Both suits are asking for unspecified damages from the company.

One lawsuit involves give customers in Illinois, Ohio, Indiana, and North Carolina, who claim that Apple acted in a “deceptive, immoral and unethical” way by slowing down their iPhones, which range from 2012’s iPhone 5 to 2016’s iPhone 7. The suit claims that Apple, “needlessly subjects consumers to purchasing newer and more expensive iPhones when a replacement battery could have allowed consumers to continue to use their older iPhones.”

The second lawsuit was filed by Los Angeles resident Stefan Bogdanovich, who similarly argues that the purposeful slowing down of older iPhone models is a ploy to prompt customers to upgrade to the latest handsets. He also argues that the move hurts customers because it damages the value of older iPhones.

Yes, Apple slows older iPhones — but there’s a good reason

Apple admitted to purposely throttling the performance of aging iPhones this week — but it’s not necessarily as bad as it sounds. In a statement made to TechCrunch, Apple said it lowers CPU performance on some iPhones to prolong their lifespan, not to shorten it:

“Our goal is to deliver the best experience for customers, which includes overall performance and prolonging the life of their devices. Lithium-ion batteries become less capable of supplying peak current demands when in cold conditions, have a low battery charge or as they age over time, which can result in the device unexpectedly shutting down to protect its electronic components.

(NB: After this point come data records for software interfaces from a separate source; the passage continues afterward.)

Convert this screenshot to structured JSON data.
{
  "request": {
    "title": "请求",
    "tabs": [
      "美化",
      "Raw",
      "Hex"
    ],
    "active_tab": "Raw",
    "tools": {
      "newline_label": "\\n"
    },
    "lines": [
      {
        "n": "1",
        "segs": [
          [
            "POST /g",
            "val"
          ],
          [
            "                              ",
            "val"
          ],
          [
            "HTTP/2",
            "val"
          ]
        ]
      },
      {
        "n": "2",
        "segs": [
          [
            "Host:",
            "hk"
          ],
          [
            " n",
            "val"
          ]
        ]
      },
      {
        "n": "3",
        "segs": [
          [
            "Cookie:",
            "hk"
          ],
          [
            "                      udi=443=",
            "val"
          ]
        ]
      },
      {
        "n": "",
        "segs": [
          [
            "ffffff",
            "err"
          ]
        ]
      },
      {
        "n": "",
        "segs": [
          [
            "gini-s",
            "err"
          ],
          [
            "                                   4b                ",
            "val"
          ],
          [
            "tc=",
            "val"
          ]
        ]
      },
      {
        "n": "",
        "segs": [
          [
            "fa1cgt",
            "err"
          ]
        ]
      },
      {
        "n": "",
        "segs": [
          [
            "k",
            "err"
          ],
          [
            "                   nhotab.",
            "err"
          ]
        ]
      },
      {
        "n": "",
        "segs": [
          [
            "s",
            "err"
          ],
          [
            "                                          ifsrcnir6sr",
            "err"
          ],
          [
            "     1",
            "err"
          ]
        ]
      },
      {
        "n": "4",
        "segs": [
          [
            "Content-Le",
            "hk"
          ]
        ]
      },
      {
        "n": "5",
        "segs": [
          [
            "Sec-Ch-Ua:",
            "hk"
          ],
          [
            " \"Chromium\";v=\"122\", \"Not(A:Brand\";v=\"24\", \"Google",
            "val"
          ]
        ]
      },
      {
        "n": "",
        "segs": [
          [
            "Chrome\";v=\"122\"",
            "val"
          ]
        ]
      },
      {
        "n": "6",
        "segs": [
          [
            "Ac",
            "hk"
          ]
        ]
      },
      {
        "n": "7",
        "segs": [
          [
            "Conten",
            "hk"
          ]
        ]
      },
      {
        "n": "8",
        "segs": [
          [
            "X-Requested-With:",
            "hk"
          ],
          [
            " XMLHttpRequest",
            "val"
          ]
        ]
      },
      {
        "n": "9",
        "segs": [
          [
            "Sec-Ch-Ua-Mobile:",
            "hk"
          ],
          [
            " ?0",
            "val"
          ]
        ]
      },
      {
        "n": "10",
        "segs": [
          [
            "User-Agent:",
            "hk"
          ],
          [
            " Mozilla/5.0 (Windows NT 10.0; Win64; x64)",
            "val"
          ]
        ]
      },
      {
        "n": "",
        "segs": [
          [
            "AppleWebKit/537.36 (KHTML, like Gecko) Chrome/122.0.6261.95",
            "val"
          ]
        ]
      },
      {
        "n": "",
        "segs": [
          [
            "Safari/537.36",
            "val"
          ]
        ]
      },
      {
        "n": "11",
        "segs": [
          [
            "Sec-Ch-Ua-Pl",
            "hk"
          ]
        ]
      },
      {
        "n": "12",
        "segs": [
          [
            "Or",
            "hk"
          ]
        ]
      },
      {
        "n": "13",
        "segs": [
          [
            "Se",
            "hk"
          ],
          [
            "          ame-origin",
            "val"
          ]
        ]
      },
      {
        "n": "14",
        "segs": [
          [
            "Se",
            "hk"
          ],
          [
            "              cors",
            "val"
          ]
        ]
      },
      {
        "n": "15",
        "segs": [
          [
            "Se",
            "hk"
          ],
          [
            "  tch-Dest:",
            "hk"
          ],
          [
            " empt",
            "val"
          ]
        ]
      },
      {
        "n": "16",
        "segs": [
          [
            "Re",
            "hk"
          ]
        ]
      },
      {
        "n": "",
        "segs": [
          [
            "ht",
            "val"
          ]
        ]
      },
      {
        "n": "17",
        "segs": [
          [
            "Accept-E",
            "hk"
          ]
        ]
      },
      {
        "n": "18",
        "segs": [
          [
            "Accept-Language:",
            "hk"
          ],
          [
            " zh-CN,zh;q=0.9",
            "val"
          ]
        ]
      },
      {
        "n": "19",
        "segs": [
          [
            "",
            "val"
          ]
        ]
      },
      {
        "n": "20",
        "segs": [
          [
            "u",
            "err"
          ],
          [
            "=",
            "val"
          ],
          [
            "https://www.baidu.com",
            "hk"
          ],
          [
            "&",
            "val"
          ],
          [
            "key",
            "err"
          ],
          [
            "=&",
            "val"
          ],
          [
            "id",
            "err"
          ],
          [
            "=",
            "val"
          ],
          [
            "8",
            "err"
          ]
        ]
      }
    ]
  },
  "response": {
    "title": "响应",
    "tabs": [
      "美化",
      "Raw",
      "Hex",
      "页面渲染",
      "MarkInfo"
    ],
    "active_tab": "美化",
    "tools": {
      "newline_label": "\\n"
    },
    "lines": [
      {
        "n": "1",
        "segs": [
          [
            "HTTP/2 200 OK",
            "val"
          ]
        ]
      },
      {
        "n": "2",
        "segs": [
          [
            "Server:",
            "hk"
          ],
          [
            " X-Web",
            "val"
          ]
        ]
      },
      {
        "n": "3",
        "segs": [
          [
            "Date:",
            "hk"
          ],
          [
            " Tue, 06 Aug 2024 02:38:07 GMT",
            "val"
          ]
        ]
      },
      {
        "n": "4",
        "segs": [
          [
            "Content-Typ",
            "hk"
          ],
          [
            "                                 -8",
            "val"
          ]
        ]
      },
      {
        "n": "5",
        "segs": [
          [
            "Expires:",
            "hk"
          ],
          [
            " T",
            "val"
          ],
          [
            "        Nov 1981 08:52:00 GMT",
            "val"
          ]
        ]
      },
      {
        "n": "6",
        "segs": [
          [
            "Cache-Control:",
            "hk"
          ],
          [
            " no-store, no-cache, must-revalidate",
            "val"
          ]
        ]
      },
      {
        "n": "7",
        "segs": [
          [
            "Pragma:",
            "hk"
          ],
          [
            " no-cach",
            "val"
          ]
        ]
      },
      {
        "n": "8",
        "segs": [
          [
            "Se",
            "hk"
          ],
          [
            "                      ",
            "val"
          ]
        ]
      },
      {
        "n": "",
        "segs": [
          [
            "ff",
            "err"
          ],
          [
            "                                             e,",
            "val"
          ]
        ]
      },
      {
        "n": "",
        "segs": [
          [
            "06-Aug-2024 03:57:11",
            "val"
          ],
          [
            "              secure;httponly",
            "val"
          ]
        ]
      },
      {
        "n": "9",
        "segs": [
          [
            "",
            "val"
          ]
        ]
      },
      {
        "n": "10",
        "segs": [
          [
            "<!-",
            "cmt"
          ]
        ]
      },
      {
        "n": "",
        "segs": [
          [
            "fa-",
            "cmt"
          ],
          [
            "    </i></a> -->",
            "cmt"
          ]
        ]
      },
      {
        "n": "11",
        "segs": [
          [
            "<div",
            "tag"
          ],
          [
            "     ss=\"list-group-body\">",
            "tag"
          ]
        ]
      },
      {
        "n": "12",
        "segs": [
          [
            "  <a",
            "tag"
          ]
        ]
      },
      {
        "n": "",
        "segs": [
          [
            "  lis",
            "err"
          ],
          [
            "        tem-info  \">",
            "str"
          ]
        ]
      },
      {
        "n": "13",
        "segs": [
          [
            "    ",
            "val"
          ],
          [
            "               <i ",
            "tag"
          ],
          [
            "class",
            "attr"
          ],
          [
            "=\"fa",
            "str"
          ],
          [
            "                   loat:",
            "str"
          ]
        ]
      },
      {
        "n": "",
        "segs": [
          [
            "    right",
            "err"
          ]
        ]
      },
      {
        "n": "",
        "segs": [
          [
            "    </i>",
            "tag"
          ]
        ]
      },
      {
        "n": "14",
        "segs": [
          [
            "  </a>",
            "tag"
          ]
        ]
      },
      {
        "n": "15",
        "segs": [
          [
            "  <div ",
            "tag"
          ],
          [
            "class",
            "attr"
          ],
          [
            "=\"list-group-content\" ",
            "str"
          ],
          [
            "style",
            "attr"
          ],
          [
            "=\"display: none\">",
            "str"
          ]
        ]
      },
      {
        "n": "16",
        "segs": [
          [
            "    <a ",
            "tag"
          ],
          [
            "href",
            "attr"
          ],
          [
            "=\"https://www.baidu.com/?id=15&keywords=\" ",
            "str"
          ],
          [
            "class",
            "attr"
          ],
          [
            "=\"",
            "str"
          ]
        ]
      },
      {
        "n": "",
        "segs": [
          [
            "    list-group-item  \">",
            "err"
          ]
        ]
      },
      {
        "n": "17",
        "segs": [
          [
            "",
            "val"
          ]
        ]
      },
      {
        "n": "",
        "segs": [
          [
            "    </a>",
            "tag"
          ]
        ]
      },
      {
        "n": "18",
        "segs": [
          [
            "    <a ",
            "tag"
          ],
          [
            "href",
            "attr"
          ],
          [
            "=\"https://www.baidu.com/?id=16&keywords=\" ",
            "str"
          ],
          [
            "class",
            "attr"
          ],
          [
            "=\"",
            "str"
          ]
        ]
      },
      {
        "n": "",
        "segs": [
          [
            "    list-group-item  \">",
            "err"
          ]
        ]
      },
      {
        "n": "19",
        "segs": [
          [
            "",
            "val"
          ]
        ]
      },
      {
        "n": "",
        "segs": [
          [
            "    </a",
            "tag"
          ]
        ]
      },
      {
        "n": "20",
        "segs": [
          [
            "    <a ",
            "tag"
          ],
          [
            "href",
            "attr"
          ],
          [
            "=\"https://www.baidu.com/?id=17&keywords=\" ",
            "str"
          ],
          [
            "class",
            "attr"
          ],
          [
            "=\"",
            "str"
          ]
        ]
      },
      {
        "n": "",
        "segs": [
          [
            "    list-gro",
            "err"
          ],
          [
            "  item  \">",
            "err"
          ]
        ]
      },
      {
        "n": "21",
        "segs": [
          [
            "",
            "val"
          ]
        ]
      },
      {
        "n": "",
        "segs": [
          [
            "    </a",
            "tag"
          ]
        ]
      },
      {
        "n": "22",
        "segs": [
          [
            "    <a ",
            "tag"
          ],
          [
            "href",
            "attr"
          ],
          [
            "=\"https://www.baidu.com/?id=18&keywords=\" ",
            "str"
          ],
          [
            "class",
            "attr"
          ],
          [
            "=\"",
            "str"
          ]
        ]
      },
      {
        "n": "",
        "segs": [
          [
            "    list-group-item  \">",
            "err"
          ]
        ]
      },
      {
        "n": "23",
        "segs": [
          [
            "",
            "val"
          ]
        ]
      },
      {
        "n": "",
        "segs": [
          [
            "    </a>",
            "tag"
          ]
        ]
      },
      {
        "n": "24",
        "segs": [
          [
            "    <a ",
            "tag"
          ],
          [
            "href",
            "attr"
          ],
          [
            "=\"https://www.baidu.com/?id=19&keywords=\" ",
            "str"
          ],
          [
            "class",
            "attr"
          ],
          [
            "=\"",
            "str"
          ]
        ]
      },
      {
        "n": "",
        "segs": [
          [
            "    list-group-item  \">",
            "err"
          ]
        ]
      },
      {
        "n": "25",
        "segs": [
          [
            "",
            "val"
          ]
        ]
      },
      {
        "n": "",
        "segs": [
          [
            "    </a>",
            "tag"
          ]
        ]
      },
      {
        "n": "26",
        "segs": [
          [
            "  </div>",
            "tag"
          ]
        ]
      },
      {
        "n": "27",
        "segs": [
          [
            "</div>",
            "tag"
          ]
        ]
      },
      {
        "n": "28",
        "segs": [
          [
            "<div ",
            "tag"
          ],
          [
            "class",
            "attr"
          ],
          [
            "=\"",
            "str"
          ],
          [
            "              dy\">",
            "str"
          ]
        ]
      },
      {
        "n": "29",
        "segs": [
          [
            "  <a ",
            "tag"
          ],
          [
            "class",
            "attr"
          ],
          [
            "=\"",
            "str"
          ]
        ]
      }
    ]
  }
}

Last year we released a feature for iPhone 6, iPhone 6s and iPhone SE to smooth out the instantaneous peaks only when needed to prevent the device from unexpectedly shutting down during these conditions. We’ve now extended that feature to iPhone 7 with iOS 11.2, and plan to add support for other products in the future.”

Since batteries get weaker as they age, Apple’s updates are an attempt to smooth out performance so it remains optimal throughout the battery’s life.

If you have an older iPhone, you can significantly speed it up simply by swapping out the old battery for a new one. Don’t know if you need to? Check out our handy battery health guide for some help.


Daily round-ups or a weekly refresher, straight from Cult of Mac to your inbox.

  • The Weekender

    The week's best Apple news, reviews and how-tos from Cult of Mac, every Saturday morning. Our readers say: "Thank you guys for always posting cool stuff" -- Vaughn Nevins. "Very informative" -- Kenly Xavier.